For most of its life, Lotus Ltd was the biggest shoe manufacturer in Stafford and Stone. The closure of the Stafford factory in late 1998 effectively ended the area’s long history of shoemaking.
The company’s origins lie with Thomas Bostock (1777-1865), who moved to Stafford from Derbyshire in 1814, and began to make boots and shoes in Gaolgate. By 1833 his son Edwin Bostock (1807-1883) was a partner, and the firm, now the largest in Stafford and employing about 200 men, women and children, moved into Greengate Street. By 1850 Edwin had taken over and a new factory was built in Foregate Street.
Edwin Bostock was instrumental in introducing the sewing machine in 1855; the first stage of mechanisation of the shoemaking process which ultimately lead to the factory system being introduced to Stafford and Stone. A mass protest by workers from all Stafford’s manufacturers took place in Market Square, forcing the owners to remove the machines. Similar unrest took place in Stone. However, machines were permanently re-introduced in July 1859, following the collapse of an all-out strike. By 1862 there were 300 to 400 sewing machines in Stafford factories.

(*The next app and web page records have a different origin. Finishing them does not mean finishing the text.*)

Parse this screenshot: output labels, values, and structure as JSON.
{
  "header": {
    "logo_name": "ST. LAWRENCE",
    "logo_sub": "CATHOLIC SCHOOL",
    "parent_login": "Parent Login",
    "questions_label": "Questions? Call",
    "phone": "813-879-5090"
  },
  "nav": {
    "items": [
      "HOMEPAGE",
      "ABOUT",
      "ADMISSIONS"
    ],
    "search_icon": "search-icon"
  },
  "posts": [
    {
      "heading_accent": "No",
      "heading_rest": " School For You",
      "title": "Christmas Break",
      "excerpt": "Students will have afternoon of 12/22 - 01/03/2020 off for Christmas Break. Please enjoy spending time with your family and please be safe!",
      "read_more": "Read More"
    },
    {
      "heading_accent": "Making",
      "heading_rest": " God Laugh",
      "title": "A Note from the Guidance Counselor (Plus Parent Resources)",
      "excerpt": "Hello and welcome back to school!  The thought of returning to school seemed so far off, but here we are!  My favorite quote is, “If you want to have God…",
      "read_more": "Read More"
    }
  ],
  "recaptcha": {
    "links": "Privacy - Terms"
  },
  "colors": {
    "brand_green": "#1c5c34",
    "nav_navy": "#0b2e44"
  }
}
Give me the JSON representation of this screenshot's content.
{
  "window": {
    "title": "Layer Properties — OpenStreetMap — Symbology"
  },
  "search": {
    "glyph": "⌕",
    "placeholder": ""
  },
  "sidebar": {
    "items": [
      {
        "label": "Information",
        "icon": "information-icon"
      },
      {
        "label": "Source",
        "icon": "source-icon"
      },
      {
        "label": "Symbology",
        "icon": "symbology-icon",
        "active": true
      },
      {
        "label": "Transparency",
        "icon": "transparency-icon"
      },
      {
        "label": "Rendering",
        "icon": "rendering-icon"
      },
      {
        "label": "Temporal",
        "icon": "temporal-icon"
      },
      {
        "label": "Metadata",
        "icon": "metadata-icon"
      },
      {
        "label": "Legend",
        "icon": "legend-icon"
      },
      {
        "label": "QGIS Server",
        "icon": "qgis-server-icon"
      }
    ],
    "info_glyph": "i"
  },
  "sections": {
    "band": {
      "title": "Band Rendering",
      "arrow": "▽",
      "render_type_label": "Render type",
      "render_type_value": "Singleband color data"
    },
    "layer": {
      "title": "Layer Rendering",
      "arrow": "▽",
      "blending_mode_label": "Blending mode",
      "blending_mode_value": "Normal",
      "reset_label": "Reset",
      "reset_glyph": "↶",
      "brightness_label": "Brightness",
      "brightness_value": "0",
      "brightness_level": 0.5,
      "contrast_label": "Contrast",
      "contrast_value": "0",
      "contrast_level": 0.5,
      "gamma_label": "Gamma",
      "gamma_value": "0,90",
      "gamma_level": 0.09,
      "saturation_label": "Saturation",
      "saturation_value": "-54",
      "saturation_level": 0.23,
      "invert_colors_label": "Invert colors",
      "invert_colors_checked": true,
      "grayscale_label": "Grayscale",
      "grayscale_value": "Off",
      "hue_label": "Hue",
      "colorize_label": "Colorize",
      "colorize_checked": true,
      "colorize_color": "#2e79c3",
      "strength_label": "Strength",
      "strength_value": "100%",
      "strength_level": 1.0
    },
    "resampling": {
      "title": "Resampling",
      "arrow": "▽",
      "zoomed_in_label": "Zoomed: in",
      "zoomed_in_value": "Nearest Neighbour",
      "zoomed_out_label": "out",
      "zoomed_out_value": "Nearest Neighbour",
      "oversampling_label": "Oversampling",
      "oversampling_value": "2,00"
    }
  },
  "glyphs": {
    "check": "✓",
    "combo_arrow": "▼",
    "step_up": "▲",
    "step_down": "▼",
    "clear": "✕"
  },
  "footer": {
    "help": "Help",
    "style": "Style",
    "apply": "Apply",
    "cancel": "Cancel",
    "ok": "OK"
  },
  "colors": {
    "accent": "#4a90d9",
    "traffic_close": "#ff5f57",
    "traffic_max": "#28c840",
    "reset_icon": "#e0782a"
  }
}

Edwin’s brother Thomas (1816-1871) set up a factory in High Street, Stone by 1842, and when he died in 1871 Edwin took control of his factory. Later in the 19th century, a larger factory was built on Cross Street. In 1950 a modern factory was built facing Longton Road adjoining the old Cross Street factory. Meanwhile a third Bostock brother, Frederick (1812-1890), set up a factory in Northampton in 1835).
The firm became a limited liability company, Edwin Bostock & Co Ltd, in 1898. In 1901 the Foregate Street factory burnt down, and a new factory was built on Sandon Road and opened in 1903. This factory used the latest technology, equipment and layout with the advice of J.J. Heys, a Walsall man who had lived in Stafford before becoming the manager of an American shoe machinery company.
In 1919 Edwin Bostock & Co Ltd and Frederick Bostock Ltd of Northampton amalgamated to become Lotus Ltd, using a brand name they had been using for some time. Lotus Ltd thrived and grew during the 20th century, gaining a reputation for producing women’s shoes of the highest quality. Their goods were nationally marketed and benefited from economies in large-scale production.
Lotus made its own lasts, heels, boxes and packing cases. It operated a garage and a fleet of vehicles. For its employees, Lotus provided canteens, social and sporting facilities. A billiard hall opened in 1922 and a stage was built in Brook House for the Dramatic Society and Operatic Society. Lotus had its own Fire Brigade, and also its own Girl guides group for the daughters of company workers. The Lotus Association organised annual trips to Blackpool, Rhyl and Llandudno, and occasionally to Ireland and Belgium. Lotus Ltd had a reputation as a good employer and the factory as a good place to work.
Lotus Ltd acquired its first shops in 1926, exclusively selling Lotus and Delta brand shoes. The Lotus brand was named after the Lotus flower, a large white water lily of the Nile delta of legendary beauty and perfection.
After the Second World War, Lotus Ltd continued to thrive, and employed 2,117 people in Stafford in 1950.
After the closure of C.H. Riley & Son’s Footglove factory in 1957, Lotus Ltd became the only shoe manufacturer in Stafford and Stone. The Bostock family retained control of the company until 1970, when James Bostock (1902-1996) retired, and shortly afterwards it was taken over by Argo Caribbean. Debenhams acquired it in 1973, but shortly after in 1975 the Stone factory on Cross Street and Longton Road closed and the buildings were taken over by G.E.C.
Lotus Ltd was still employing 1,000 people in Stafford during he 1970s, but faced with increasingly competitive prices from overseas manufacturers, and the trend towards shoes becoming more disposable, the company was in steady decline. The export trade to the Soviet Union and eastern Europe and a series of contracts with Marks & Spencer helped the factory survive into the 1990s.
The Fii Group purchased the company in 1986. In 1996 the greater part of footwear manufacture was transferred from Stafford to Bridgend in South Wales in 1996, and the main Sandon Road Lotus factory was demolished in 1997. A small workforce continued in a newer building on the Sandon Road site until the end of 1998 when the remainder of the operation was transferred to Bridgend and the last 130 workers were made redundant.